The special attack ships are very impressive, take up a larger portion of the screen, roughly twice the size of a standard ship. The three ships are mostly inspired by insects and other Giger-esque creations which gives Psychic Storm a unique aesthetic that stands out from the more generic approach most shoot-'em-ups implement. The other major element comes with the transformable ships, which occur when the player presses the secondary fire button. When this is hit, the action stops for a brief moment and the character lets out a yell. This signifies that the transformation has begun. The action stops for a moment and players are given a quick animation as the ship morphs from standard to enhanced form, which is a fairly interesting feature at first, but quickly becomes an unwelcome interruption that brings the action to a screeching halt.

Emerging from this overly-elaborate animation, the ship is now much larger and more powerful than a standard ship. This makes slicing through enemies much easier and almost painless. Despite the enhanced ships' increased firepower, you aren't immune from their attacks and can still take damage in this state, so you need to be careful. Your much larger size makes it harder to avoid attacks as well. The other major drawback in this mode is that it's time-limited. There's only about 30 seconds available, intiially. There are some power-ups that show up which will increase your timne, but these are limited. You can only use this special attack three times in each stage, which is annoying. It also means that you you need to time the duration and spacing of your attacks effectively in order to do yourself the most good. Going full-blast too soon in a level wastes your power on foes that can easily be dispatched with normal means, while going in too late leaves you vulnerable to attacks that drain your life-force needlessly. Its probably a good idea to save at least one of these for the end-stage boss battles, which provide you at least some leeway in your final battle with the typically large and somewhat impressive foes.

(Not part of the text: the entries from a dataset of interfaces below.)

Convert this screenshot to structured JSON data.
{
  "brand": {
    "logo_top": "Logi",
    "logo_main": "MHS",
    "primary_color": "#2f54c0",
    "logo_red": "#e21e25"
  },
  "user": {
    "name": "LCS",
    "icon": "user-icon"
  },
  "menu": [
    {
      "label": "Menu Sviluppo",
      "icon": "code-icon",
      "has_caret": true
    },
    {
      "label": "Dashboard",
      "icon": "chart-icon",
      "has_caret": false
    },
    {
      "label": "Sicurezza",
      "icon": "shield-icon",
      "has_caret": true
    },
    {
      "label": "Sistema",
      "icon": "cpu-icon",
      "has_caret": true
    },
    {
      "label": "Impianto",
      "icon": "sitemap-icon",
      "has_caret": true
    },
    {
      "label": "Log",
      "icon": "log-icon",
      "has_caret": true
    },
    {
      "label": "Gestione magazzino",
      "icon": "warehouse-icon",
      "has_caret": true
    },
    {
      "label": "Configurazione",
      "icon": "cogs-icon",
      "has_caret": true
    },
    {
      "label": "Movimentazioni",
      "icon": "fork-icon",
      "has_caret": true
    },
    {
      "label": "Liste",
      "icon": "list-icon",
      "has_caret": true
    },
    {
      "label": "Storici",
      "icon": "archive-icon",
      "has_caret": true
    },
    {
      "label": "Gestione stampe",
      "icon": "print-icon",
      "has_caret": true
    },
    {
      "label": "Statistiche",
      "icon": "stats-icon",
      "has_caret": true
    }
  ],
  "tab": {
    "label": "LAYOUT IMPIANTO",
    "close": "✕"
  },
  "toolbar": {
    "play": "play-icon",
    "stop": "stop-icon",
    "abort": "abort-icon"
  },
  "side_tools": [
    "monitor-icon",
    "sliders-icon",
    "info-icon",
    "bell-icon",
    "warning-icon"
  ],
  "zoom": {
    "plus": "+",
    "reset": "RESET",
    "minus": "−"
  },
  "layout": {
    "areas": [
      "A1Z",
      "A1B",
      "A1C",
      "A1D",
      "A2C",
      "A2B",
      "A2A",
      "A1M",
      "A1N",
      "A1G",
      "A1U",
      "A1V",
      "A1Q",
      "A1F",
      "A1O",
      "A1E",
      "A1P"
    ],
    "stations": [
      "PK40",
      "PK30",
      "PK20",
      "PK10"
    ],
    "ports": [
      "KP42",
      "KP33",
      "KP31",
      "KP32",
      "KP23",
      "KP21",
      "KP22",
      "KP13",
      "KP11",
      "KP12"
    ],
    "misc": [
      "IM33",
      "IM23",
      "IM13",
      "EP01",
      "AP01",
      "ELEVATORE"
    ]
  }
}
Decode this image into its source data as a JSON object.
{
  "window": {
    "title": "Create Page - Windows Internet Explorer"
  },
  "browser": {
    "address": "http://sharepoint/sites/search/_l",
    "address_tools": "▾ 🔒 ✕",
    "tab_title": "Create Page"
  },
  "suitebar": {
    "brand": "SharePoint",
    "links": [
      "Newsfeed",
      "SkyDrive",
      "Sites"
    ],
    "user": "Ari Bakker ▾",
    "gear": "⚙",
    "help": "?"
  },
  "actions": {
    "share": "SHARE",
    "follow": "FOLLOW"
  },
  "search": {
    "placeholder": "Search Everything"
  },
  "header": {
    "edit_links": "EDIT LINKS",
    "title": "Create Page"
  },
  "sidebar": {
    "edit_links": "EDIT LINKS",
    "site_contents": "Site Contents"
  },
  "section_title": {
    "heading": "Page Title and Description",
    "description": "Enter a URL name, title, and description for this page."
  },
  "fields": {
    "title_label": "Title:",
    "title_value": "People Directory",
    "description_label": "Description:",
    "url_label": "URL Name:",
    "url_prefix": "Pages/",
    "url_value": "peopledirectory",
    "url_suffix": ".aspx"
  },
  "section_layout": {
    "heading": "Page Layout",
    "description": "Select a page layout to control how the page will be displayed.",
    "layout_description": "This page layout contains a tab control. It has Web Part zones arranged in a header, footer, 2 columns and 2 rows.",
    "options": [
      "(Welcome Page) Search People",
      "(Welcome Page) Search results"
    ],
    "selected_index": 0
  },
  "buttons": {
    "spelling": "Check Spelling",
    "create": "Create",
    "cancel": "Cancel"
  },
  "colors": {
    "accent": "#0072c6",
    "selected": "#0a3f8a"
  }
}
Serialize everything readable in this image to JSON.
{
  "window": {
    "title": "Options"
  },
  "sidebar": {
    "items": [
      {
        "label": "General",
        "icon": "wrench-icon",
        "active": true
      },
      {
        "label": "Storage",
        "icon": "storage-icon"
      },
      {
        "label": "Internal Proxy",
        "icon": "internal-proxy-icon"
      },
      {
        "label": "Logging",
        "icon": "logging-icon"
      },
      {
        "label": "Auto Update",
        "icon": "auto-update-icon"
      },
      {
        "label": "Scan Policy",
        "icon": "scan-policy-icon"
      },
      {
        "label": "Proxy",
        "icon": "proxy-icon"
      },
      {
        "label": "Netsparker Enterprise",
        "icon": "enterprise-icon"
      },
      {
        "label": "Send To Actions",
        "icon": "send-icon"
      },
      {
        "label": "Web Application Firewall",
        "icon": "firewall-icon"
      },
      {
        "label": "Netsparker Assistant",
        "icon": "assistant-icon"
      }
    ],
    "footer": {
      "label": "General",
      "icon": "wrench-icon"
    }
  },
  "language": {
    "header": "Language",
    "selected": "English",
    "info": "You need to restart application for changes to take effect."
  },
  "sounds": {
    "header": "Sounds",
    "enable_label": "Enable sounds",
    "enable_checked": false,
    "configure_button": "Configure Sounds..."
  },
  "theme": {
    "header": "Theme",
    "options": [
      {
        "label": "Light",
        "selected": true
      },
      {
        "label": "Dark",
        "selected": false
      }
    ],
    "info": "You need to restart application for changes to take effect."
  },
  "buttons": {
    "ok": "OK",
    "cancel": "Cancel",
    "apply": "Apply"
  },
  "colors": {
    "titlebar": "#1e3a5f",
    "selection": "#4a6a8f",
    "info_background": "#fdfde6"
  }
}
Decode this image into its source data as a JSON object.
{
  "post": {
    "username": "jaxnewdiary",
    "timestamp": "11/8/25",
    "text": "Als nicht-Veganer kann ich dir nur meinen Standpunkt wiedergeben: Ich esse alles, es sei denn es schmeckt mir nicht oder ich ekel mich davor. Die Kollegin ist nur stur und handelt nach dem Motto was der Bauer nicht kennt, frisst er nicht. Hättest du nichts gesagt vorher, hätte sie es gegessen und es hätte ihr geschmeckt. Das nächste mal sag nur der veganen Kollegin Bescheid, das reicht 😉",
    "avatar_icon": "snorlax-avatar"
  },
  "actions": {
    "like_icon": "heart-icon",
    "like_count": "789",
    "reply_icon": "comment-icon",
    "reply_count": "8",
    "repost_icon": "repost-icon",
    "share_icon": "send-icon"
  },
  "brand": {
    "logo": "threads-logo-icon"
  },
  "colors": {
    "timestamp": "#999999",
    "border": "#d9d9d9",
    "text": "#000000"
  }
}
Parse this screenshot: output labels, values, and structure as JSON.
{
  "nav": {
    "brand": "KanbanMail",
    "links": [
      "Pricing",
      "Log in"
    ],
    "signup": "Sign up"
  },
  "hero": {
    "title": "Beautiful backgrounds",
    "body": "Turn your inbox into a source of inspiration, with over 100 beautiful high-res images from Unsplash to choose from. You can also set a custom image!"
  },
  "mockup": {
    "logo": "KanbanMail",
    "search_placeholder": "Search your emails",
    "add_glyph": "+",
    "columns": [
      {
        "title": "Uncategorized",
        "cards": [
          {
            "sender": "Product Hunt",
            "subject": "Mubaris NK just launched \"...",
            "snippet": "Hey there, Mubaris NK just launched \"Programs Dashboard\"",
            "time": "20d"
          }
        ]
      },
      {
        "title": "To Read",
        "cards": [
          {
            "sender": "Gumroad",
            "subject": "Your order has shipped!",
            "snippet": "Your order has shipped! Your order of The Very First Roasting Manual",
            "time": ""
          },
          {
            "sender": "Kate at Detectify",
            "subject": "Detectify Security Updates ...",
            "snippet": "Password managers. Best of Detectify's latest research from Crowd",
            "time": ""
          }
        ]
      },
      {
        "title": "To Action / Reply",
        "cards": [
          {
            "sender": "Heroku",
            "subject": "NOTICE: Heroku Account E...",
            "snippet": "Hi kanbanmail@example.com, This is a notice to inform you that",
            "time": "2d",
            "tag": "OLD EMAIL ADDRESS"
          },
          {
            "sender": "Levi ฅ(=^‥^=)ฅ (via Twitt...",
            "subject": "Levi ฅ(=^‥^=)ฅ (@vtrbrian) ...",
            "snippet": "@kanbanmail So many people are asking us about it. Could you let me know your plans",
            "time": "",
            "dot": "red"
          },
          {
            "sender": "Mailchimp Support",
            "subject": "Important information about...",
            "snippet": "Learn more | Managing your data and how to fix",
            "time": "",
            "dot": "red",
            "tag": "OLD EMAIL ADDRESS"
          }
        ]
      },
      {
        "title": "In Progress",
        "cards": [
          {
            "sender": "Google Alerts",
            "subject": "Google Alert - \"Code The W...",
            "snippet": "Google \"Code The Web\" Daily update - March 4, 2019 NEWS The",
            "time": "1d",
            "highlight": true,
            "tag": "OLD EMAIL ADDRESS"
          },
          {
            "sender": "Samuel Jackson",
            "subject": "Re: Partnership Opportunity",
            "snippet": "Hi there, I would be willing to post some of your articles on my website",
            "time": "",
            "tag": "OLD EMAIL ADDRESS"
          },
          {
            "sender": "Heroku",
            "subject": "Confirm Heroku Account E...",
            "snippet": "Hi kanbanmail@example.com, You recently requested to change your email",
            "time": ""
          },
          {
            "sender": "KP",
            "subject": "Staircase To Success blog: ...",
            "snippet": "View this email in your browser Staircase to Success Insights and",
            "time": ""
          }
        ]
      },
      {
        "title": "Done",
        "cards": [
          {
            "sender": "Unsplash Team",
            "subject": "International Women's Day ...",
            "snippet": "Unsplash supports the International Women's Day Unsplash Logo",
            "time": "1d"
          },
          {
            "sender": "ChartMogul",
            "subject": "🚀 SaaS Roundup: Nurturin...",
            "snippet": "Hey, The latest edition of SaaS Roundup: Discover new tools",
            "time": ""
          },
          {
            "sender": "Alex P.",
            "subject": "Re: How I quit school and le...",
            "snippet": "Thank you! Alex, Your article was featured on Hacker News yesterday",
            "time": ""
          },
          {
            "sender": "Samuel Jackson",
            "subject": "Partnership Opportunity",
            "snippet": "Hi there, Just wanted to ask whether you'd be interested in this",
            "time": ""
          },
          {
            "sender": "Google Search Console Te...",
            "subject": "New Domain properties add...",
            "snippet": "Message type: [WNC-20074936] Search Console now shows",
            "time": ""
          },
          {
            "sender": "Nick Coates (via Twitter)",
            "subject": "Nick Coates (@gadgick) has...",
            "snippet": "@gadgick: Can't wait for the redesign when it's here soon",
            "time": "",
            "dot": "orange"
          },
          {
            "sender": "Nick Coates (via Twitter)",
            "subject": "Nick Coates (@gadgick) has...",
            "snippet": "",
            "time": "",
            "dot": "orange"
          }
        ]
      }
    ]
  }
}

The game generously offers numerous continues and these can be used to progress quickly through its levels. However, we advise not to get too reliant on them, since losing a life means going back to the beginning of the stage, no matter how far you progress into a level. This can be frustrating at times, but once you get a handle on things, it shouldn't be that much of a problem. While the gimmick of changing into a different ship is cool at first, once the novelty wears off, Psychic Storm offers a solid, yet somewhat pendantic shoot-'em-up experience. An above-average CD soundtrack pulses with a decent energy and helps to give the action some additional momentum, and ther are some fairly good cut-scenes along the way. The controls are fairly decent and there's enough strategy in timing the special-attack modes that keeps things interesting throughout. It lacks some depth in terms of enemy attack formations and the waves of attack are somewhat predictable, but Psychic Storm is still an entertaining and occasionally challenging title. Its probably most notable for its transforming ships, but its solid gameplay mechanics are fairly well-implemented. Despite its short-length and somewhat predictable patterns and formations, there's enough challenge to keep your interest-level high throughout.

- Michael Palisano